(Dataset rows for apps and sites)

:::::

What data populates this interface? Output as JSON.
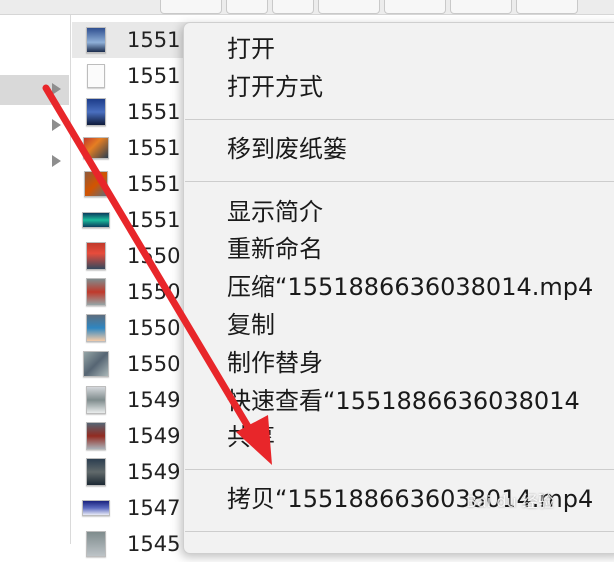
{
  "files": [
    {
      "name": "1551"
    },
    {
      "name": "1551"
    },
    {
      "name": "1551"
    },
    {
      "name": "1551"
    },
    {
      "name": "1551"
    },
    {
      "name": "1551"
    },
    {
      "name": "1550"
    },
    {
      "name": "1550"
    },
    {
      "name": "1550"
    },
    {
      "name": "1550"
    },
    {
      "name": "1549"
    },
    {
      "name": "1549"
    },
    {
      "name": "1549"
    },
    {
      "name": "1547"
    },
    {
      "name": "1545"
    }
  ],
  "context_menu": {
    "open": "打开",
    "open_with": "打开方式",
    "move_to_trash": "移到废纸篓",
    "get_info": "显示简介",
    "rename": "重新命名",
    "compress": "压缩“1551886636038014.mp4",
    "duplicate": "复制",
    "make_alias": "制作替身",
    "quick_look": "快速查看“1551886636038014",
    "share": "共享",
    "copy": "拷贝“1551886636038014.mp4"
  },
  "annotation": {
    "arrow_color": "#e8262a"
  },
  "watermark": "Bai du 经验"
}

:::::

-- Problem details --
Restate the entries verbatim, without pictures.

-- Solution --
What data populates this interface? Output as JSON.
{
  "files": [
    {
      "name": "1551"
    },
    {
      "name": "1551"
    },
    {
      "name": "1551"
    },
    {
      "name": "1551"
    },
    {
      "name": "1551"
    },
    {
      "name": "1551"
    },
    {
      "name": "1550"
    },
    {
      "name": "1550"
    },
    {
      "name": "1550"
    },
    {
      "name": "1550"
    },
    {
      "name": "1549"
    },
    {
      "name": "1549"
    },
    {
      "name": "1549"
    },
    {
      "name": "1547"
    },
    {
      "name": "1545"
    }
  ],
  "context_menu": {
    "open": "打开",
    "open_with": "打开方式",
    "move_to_trash": "移到废纸篓",
    "get_info": "显示简介",
    "rename": "重新命名",
    "compress": "压缩“1551886636038014.mp4",
    "duplicate": "复制",
    "make_alias": "制作替身",
    "quick_look": "快速查看“1551886636038014",
    "share": "共享",
    "copy": "拷贝“1551886636038014.mp4"
  },
  "annotation": {
    "arrow_color": "#e8262a"
  },
  "watermark": "Bai du 经验"
}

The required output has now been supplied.